On Behalf of | Nov 3, 2014 | Employment Law

With Massachusetts, our friendly neighbor directly to the south, many New Hampshire employers send their employees into Massachusetts in the course of their employment. When this occurs, New Hampshire employees may come under the protection of Massachusetts’ Statutes. In particular, New Hampshire employees may be entitled to the benefits of the Massachusetts Prevailing Wage Statutes when working on state funded construction projects.

The Massachusetts Prevailing Wage Statute establishes a minimum wage to be paid by all contractors to their employees on state and local public works projects. The minimum wages to be paid for each trade working on the project is set by the Commissioner for the Department of Labor and Work Force before the beginning of the project. The statute specifies that the wages established by the Commissioner shall be not less than those rates that have been established in certain trades and occupations by collective agreements or understanding in private construction industry between organized labor and employers. In other words, if an employee in a New Hampshire plumbing company is earning $10.00 per hour but is sent to work on a public works project in Massachusetts, the employee will be entitled to the trade rate established for plumbers on the particular project, which could be 3 to 4 times greater than his or her ordinary hourly wage.

The only exception applied under the statute is for apprentices registered with the Division of Apprentice and Training. If the employee is in a registered apprentice program, the Commissioner for the Department of Labor and Work Force will assign a separate rate for this employee. However, merely holding an apprentice license does not entitle the employer to pay the apprentice the lower rate.
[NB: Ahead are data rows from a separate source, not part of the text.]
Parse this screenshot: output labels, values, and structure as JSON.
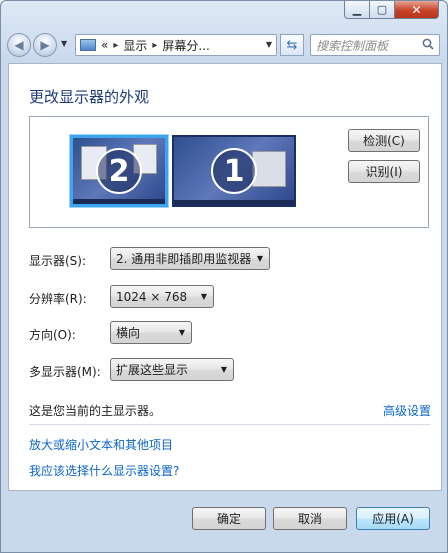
{
  "navigation": {
    "address_prefix": "«",
    "address_parts": [
      "显示",
      "屏幕分..."
    ],
    "address_separator": "▸",
    "search_placeholder": "搜索控制面板"
  },
  "main": {
    "heading": "更改显示器的外观",
    "monitors": [
      {
        "number": "2",
        "selected": true
      },
      {
        "number": "1",
        "selected": false
      }
    ],
    "detect_button": "检测(C)",
    "identify_button": "识别(I)",
    "fields": {
      "display_label": "显示器(S):",
      "display_value": "2. 通用非即插即用监视器",
      "resolution_label": "分辨率(R):",
      "resolution_value": "1024 × 768",
      "orientation_label": "方向(O):",
      "orientation_value": "横向",
      "multi_label": "多显示器(M):",
      "multi_value": "扩展这些显示"
    },
    "status_text": "这是您当前的主显示器。",
    "advanced_link": "高级设置",
    "text_size_link": "放大或缩小文本和其他项目",
    "help_link": "我应该选择什么显示器设置?"
  },
  "footer": {
    "ok_button": "确定",
    "cancel_button": "取消",
    "apply_button": "应用(A)"
  },
  "colors": {
    "heading": "#1e3a78",
    "link": "#0b66c6",
    "selected_monitor_border": "#3da5f0",
    "close_button": "#c7432a"
  }
}
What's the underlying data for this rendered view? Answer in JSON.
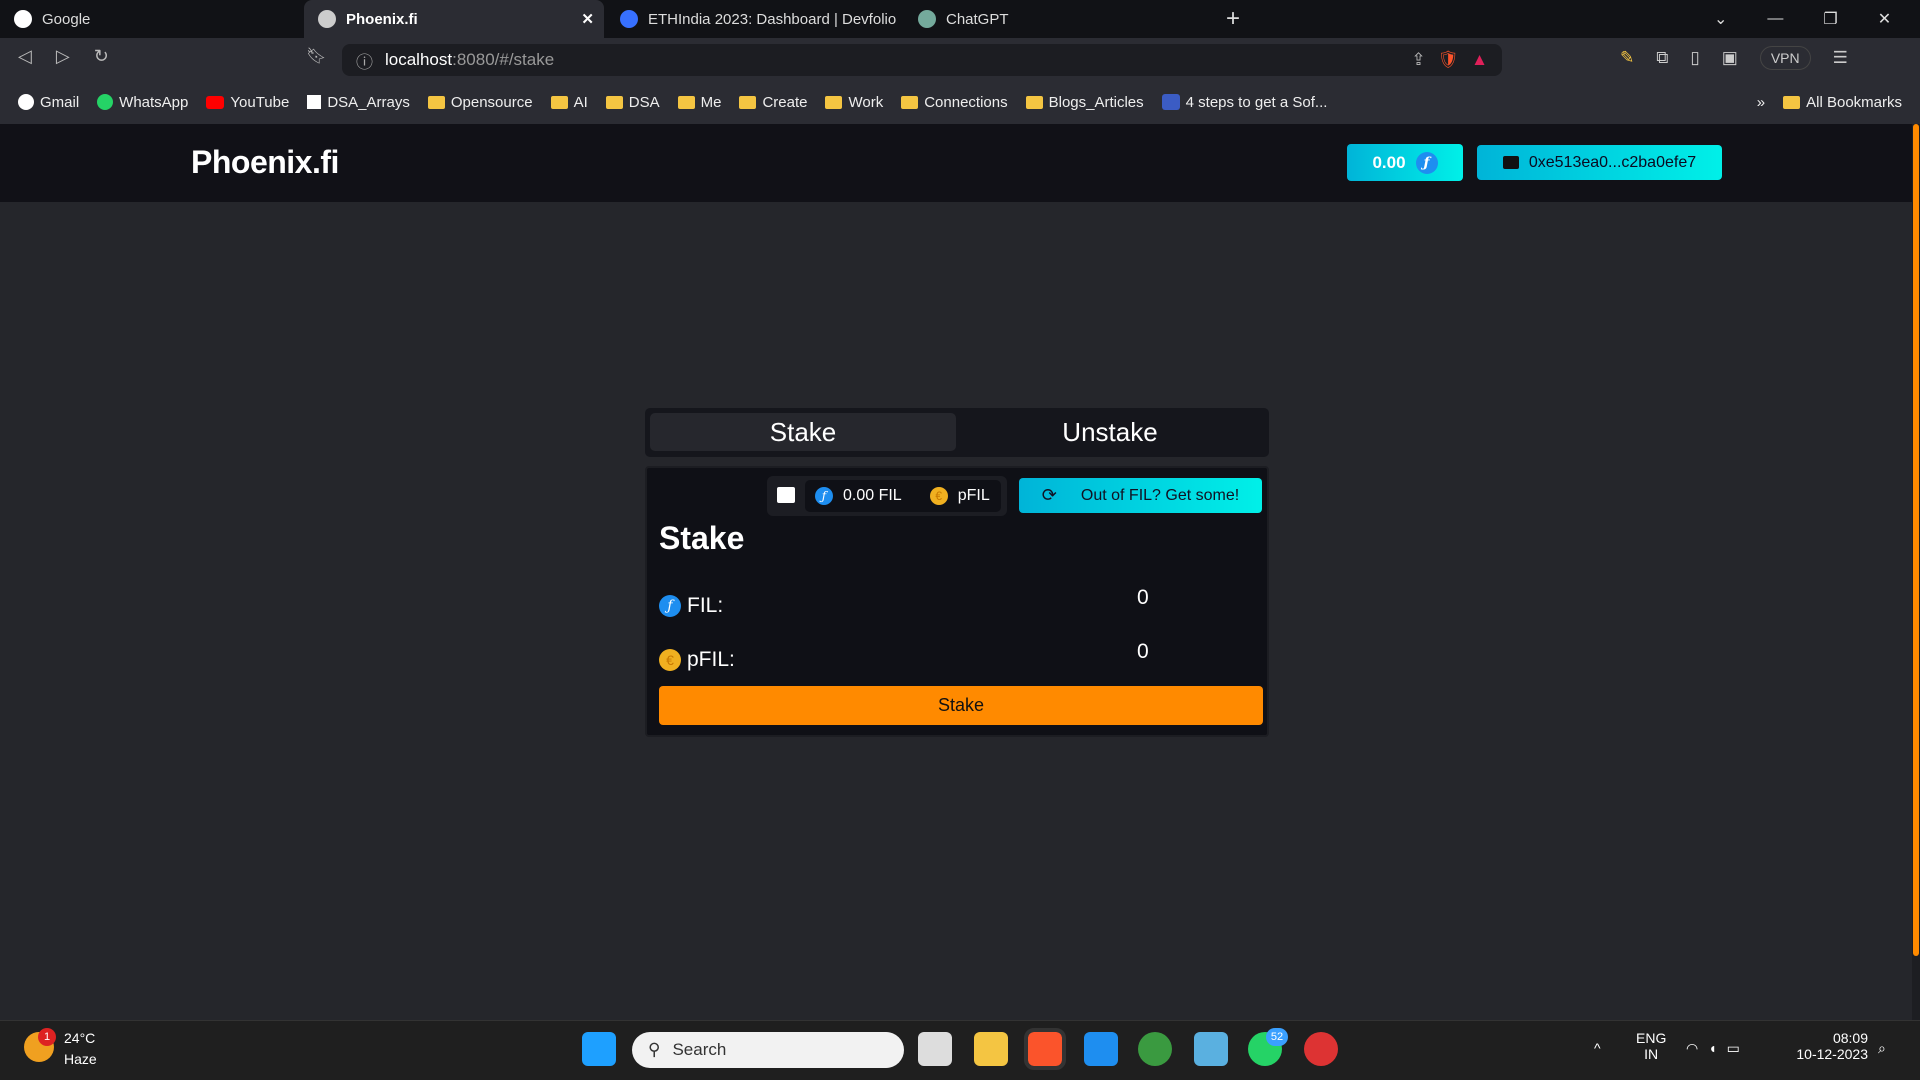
{
  "browser": {
    "tabs": [
      {
        "title": "Google",
        "active": false
      },
      {
        "title": "Phoenix.fi",
        "active": true
      },
      {
        "title": "ETHIndia 2023: Dashboard | Devfolio",
        "active": false
      },
      {
        "title": "ChatGPT",
        "active": false
      }
    ],
    "new_tab": "+",
    "url_host": "localhost",
    "url_rest": ":8080/#/stake",
    "vpn": "VPN",
    "bookmarks": [
      "Gmail",
      "WhatsApp",
      "YouTube",
      "DSA_Arrays",
      "Opensource",
      "AI",
      "DSA",
      "Me",
      "Create",
      "Work",
      "Connections",
      "Blogs_Articles",
      "4 steps to get a Sof..."
    ],
    "more": "»",
    "all_bookmarks": "All Bookmarks"
  },
  "app": {
    "logo": "Phoenix.fi",
    "balance": "0.00",
    "account": "0xe513ea0...c2ba0efe7",
    "tabs": {
      "stake": "Stake",
      "unstake": "Unstake"
    },
    "wallet": {
      "fil_balance": "0.00 FIL",
      "pfil_label": "pFIL"
    },
    "get_fil": "Out of FIL? Get some!",
    "title": "Stake",
    "fil_label": "FIL:",
    "fil_value": "0",
    "pfil_label": "pFIL:",
    "pfil_value": "0",
    "stake_button": "Stake",
    "colors": {
      "accent": "#ff8a00",
      "gradient_start": "#00b4d8",
      "gradient_end": "#00f0e8",
      "fil_blue": "#1e8ef0"
    }
  },
  "taskbar": {
    "weather_temp": "24°C",
    "weather_desc": "Haze",
    "weather_badge": "1",
    "search": "Search",
    "whatsapp_badge": "52",
    "lang": "ENG",
    "region": "IN",
    "time": "08:09",
    "date": "10-12-2023"
  }
}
Massachusetts law is clear that a person holding an apprentice’s license must be paid the full journeyman rate established by the Commissioner for the Department of Labor and Work Force, unless the employee is part of the formal apprentice program. In order to pay a registered apprentice less than the minimum wage, the employer must comply with the following criteria: (1) enter into a written agreement with the employee; (2) the employer must agree, among other things, to provide the employee at least 150 hours per year of related classroom instruction and 4,000 hours of continuous work, of which 2,000 hours must be as an apprentice; and (3) the agreement must be registered with and approved by the Director for the Division of Apprentice Training. If the employer fails to comply with any of these statutory requirements, the employer must pay the employee, regardless of his or her experience or skill level, the full rate for the particular job classification with no exceptions.

While New Hampshire does not have a Prevailing Rate Statute for state and local public works projects, there is a Prevailing Wage Statute for all public work projects which received funding from the federal government. Under the Davis-Bacon Act, there is also a minimum wage established for all contractors on federally funded projects under a very similar outline as the Massachusetts Prevailing Wage Statute. If you have any questions or unsure if you have not been paid the full wage you deserve, please contact one of the attorneys of Hamblett & Kerrigan, PA for a consultation.

Kevin P. Rauseo is a former director at Hamblett & Kerrigan P.A. and has since been appointed as a Justice for the New Hampshire Circuit Court.  Please feel free to contact another attorney at Hamblett & Kerrigan to discuss your legal issues.